Preservation Magazine

Baltimore's Arabbers Are Fading Away

Posted on: November 2nd, 2007 by Preservation magazine 1 Comment

 

Arabber selling watermelon (Scott Kecken)On the streets of Baltimore, it is getting harder and harder to hear the holler of arabbers. These street vendors, peddling produce and seafood on horse-drawn carriages, have been a part of Baltimore life for decades. But with less than a dozen arabbers on the street today, along with new city regulations on their horses and the potential loss of the stables they use, the cries of the arabber may be a thing of the past.

The word "arab" was British slang for homeless youth. While no one is sure how this term translated to describing street vendors in Baltimore, the word conveys the transience of arabbers' lives.

For African Americans, arabbing is a tradition that started after the Civil War, when jobs that offered independence for African American men were hard to find. Selling food from a cart was one of the few self-sufficient trades. Yet arabbing didn't become a distinctly African American trade until World War II, when industrial jobs opened up for white vendors.

"Today, they are living history, a reminder of Baltimore's past and the fact that horses built our cities and did the work that is now being done by machines. They are a reminder of a different time when people helped people," says Scott Kecken, who directed the 2004 documentary We Are Arabbers. ... Read More →

The National Trust for Historic Preservation works to save America's historic places. Join us today to help protect the places that matter to you.

With Wildfires Almost Contained, California Assesses Damage

Posted on: November 1st, 2007 by National Trust for Historic Preservation

 

Sikes Adobe

At least 10 people are dead, some of them burned in their homes, and more than 50 firefighters injured by the wildfires that started in Southern California on Oct. 21. About 2,000 firefighters are still containing two wildfires, according to the state department of forestry and fire protection, and 100 people remain in evacuation shelters. So far, more than 15 fires have destroyed 2,200 homes and at least a dozen historic structures, the agency says.

President Bush, who has declared a major disaster in nine California counties, toured the wreckage last week with Gov. Arnold Schwarzenegger. More than half a million people in San Diego County were relocated in the state's largest evacuation.... Read More →

The National Trust for Historic Preservation works to save America's historic places. Join us today to help protect the places that matter to you.

National Trust for Historic Preservation

National Trust for Historic Preservation

The National Trust for Historic Preservation, a privately funded non-profit organization, works to save America's historic places.

N.Y. Drive-In Razed for CVS, Bank

Posted on: October 29th, 2007 by Margaret Foster 1 Comment

 

Annie’s by Rob YasinsacA classic drive-in restaurant with an American Graffiti look, Annie's Snack Shack in Stony Point, N.Y., was demolished earlier this month. A CVS and a bank will replace the 1951 building.

Annie Ciabattoni, whose family has owned the diner for the last 56 years, sold her 2.4-acre property to a Florida developer. On Sept. 11, the town board presented a plaque to Ciabattoni for her years in business. ... Read More →
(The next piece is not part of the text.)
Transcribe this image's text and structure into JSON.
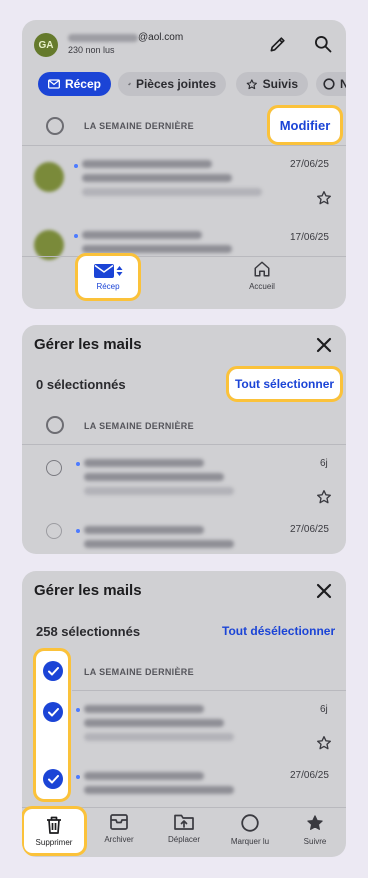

The National Trust for Historic Preservation works to save America's historic places. Join us today to help protect the places that matter to you.
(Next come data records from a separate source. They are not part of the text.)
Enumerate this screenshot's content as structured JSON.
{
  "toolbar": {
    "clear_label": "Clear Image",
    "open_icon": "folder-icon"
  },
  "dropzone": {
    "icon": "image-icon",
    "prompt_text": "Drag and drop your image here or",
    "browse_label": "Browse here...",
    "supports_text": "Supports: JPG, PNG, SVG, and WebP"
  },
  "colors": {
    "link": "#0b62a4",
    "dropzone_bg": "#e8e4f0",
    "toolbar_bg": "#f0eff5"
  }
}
Permit for Feedlot Near Minidoka Denied

Posted on: October 25th, 2007 by Margaret Foster

 

MinidokaAn Idaho internment camp where Japanese Americans were confined during World War II won a victory this month when local county commissioners denied a permit for a feedlot operation nearby.

Minidoka Internment National Monument, overseen by the National Park Service, was threatened with a concentrated animal feeding operation a mile away.

Because the applicant, Big Sky Farms, can appeal within 28 days of the Oct. 9 decision, preservationists say the fight isn't over. ... Read More →

The National Trust for Historic Preservation works to save America's historic places. Join us today to help protect the places that matter to you.

No Buyers for Mid-Century Modern House Prompts Group to Think Outside the Box

Posted on: October 24th, 2007 by National Trust for Historic Preservation 1 Comment

 

paschal.jpgNo buyers have stepped forward to purchase the Paschal House in Raleigh, N.C. Now the nonprofit Preservation North Carolina may hold a design contest to spur interest in developing the three-acre property appropriately, while preserving the mid-century modern structure.

"It's the greatest modern house in North Carolina," says architect Frank Harmon. "It's such an exemplary house, built with respect to site and climate. It bonds with the landscape, using all natural materials and few finishes."

Designed in 1950 by architect James Fitzgibbon, the Paschal House was out of the ordinary for North Carolina, built with a combination of modernist, specifically Wrightian, principles and all-natural materials. ... Read More →

The National Trust for Historic Preservation works to save America's historic places. Join us today to help protect the places that matter to you.

National Trust for Historic Preservation

National Trust for Historic Preservation

The National Trust for Historic Preservation, a privately funded non-profit organization, works to save America's historic places.